In psychotherapy the opacity of the patient’s inner state is a given. A therapist uses a curious mixture of empathy, induction and, to be honest, guesswork to achieve a shared understanding of it. (Empathy being, in essence, when the therapist thinks “I recognize that feeling in myself” and induction being, in essence, when the therapist notices a particular pattern in the patient and uses it to form a more general hypothesis.)
Poetry often creates the same kind of situation. A poet wants to make a statement about some general truth, and does so by telling a particular story, drawing on familiar things that readers can empathize with.
Alas, the broadcast was not helped by the excerpts from the poems. Ralph Fiennes sounded to me as if he was reading last year’s news in a foreign language — phonetically polished but without any sense of meaning. Did anyone tell him that he was participating in a broadcast about emotion?
Personally, I don’t think these poems are great works anyway, Nobel prize or no Nobel prize. But I did find one thing arresting. It’s that Eliot captures the sense of a particular moment when the story line moves from the real world into an inner world.
It’s a feeling that also occurs in therapy. There’s a moment when a possibility arises, an opportunity to move between worlds, like when a subtle knife snags on the fabric of a parallel universe and you know to push just there. And then suddenly there’s a feeling of everything being the same but different.
The broadcast edited this except from Little Gidding (II) rather oddly. I’ll give you more of the scene-setting before the moment when things get strange:

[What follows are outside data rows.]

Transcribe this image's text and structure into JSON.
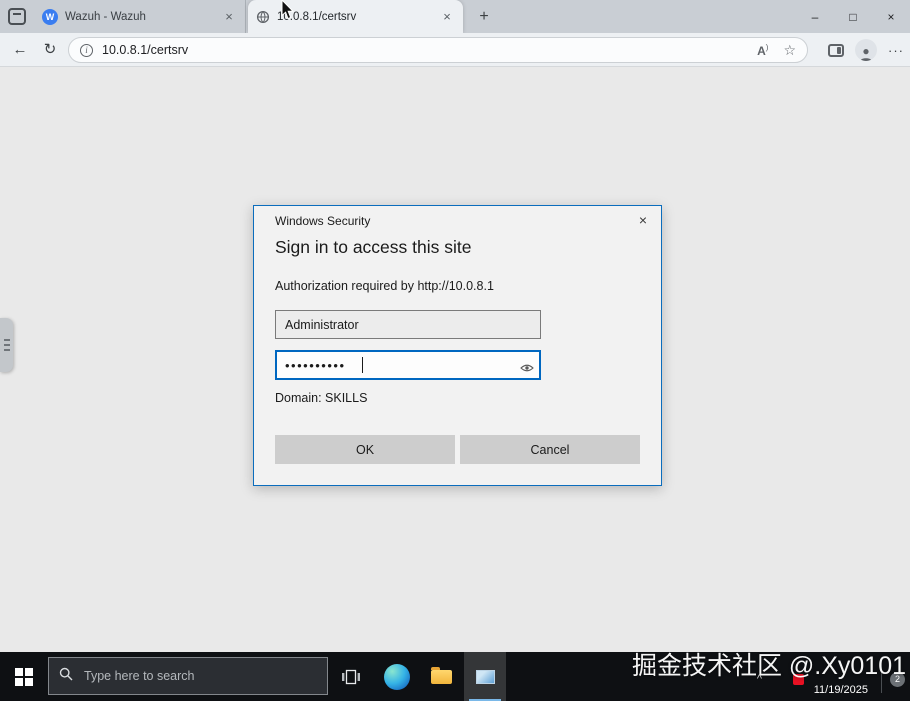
{
  "browser": {
    "tabs": [
      {
        "title": "Wazuh - Wazuh",
        "favicon_letter": "W"
      },
      {
        "title": "10.0.8.1/certsrv"
      }
    ],
    "url": "10.0.8.1/certsrv"
  },
  "glyphs": {
    "close": "×",
    "plus": "+",
    "back": "←",
    "refresh": "↻",
    "info": "i",
    "read_aloud": "A",
    "star": "☆",
    "more": "···",
    "minimize": "–",
    "maximize": "□",
    "chevron_up": "^"
  },
  "dialog": {
    "title": "Windows Security",
    "heading": "Sign in to access this site",
    "message": "Authorization required by http://10.0.8.1",
    "username_value": "Administrator",
    "password_masked": "••••••••••",
    "domain_label": "Domain: SKILLS",
    "ok_label": "OK",
    "cancel_label": "Cancel"
  },
  "taskbar": {
    "search_placeholder": "Type here to search",
    "date": "11/19/2025",
    "notification_count": "2"
  },
  "watermark": {
    "text": "掘金技术社区 @.Xy0101"
  },
  "colors": {
    "accent_blue": "#0067c0",
    "dialog_border": "#0b6dbd",
    "wazuh_blue": "#3a7df0",
    "taskbar_bg": "#0e1013",
    "page_bg": "#e9e9e9",
    "red_tray": "#e81123"
  }
}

In the uncertain hour before the morning
Near the ending of interminable night
At the recurrent end of the unending
After the dark dove with the flickering tongue
Had passed below the horizon of his homing
While the dead leaves still rattled on like tin
Over the asphalt where no other sound was
Between three districts whence the smoke arose
I met one walking, loitering and hurried
As if blown towards me like the metal leaves
Before the urban dawn wind unresisting.
And as I fixed upon the down-turned face
That pointed scrutiny with which we challenge
The first-met stranger in the waning dusk
I caught the sudden look of some dead master
Whom I had known, forgotten, half recalled
Both one and many; in the brown baked features
The eyes of a familiar compound ghost
Both intimate and unidentifiable.
So I assumed a double part, and cried
And heard another’s voice cry: ‘What! are you here?’
Although we were not. I was still the same,
Knowing myself yet being someone other—
It’s all fairly normal (except for the dark dove and the metal leaves, which I think are Eliot being self-indulgent) until “I caught the sudden look…” It’s that look that signals the shift. And then by “So I assumed a double part, and cried — And heard another’s voice cry” it’s happened, and the narrator is in two worlds.
I think that’s a very difficult thing to capture nicely, and I’m impressed by the way Eliot tells it the way it really happens.
There’s another example — a better example, I think — in Burnt Norton (I):
Footfalls echo in the memory
Down the passage which we did not take
Towards the door we never opened
Into the rose-garden. My words echo
Thus, in your mind.
But to what purpose
Disturbing the dust on a bowl of rose-leaves
I do not know.
Inhabit the garden. Shall we follow?
Quick, said the bird, find them, find them,
Round the corner.
Here the moment of possibility is the question, “Shall we follow?” And then in the next line, in the very next word we are in the garden (and a very strange garden it is!)
Well, psychotherapy is often just like that. You can be sitting there talking, say, to a woman about a time when she was a little girl, and there is a tiny moment of silence in which the world kind of shifts around, and in the very next word you are talking to a little girl. It’s very, very strange to find that described in poetry.